Supplied material ->
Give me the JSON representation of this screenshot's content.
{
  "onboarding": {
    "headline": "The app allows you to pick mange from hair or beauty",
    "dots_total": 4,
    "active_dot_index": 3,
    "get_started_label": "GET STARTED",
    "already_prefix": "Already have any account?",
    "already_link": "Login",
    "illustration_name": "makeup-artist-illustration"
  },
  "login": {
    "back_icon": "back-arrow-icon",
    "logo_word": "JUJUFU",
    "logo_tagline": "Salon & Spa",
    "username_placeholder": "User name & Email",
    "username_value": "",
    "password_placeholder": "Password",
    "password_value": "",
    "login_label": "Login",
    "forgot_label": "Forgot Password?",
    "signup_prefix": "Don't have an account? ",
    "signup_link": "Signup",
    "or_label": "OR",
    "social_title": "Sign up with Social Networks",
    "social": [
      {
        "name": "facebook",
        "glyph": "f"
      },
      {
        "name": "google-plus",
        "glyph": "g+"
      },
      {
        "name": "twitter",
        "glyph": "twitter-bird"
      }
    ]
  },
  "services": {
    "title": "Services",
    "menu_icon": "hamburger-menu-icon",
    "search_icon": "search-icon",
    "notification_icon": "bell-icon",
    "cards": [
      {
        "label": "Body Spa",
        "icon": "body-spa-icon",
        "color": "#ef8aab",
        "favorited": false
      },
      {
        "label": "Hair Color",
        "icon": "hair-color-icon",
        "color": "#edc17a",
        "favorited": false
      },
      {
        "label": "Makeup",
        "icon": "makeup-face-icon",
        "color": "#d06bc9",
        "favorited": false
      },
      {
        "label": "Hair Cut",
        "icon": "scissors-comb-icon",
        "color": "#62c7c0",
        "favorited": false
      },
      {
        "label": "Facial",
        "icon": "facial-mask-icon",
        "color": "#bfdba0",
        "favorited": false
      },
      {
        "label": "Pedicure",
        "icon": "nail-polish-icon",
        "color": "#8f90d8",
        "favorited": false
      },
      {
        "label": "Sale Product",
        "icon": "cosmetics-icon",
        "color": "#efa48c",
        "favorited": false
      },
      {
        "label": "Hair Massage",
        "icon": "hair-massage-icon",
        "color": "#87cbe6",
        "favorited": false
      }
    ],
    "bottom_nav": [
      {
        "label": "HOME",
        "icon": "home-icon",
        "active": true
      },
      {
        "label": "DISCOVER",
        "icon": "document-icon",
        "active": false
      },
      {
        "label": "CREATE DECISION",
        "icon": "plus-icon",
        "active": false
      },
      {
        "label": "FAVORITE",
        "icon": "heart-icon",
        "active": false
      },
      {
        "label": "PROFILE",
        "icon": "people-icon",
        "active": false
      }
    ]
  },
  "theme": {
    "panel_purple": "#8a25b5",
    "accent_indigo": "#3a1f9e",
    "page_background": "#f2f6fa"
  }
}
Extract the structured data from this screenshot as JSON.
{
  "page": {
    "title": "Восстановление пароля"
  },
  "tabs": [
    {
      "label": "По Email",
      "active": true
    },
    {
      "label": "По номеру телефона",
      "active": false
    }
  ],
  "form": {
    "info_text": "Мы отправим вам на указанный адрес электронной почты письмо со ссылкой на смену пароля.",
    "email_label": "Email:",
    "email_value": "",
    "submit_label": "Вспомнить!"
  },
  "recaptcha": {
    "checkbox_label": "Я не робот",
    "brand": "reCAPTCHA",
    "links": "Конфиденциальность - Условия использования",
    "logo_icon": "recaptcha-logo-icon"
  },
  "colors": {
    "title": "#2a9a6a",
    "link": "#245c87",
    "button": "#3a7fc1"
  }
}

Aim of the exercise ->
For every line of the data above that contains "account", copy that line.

Result for this exercise ->
    "already_prefix": "Already have any account?",
    "signup_prefix": "Don't have an account? ",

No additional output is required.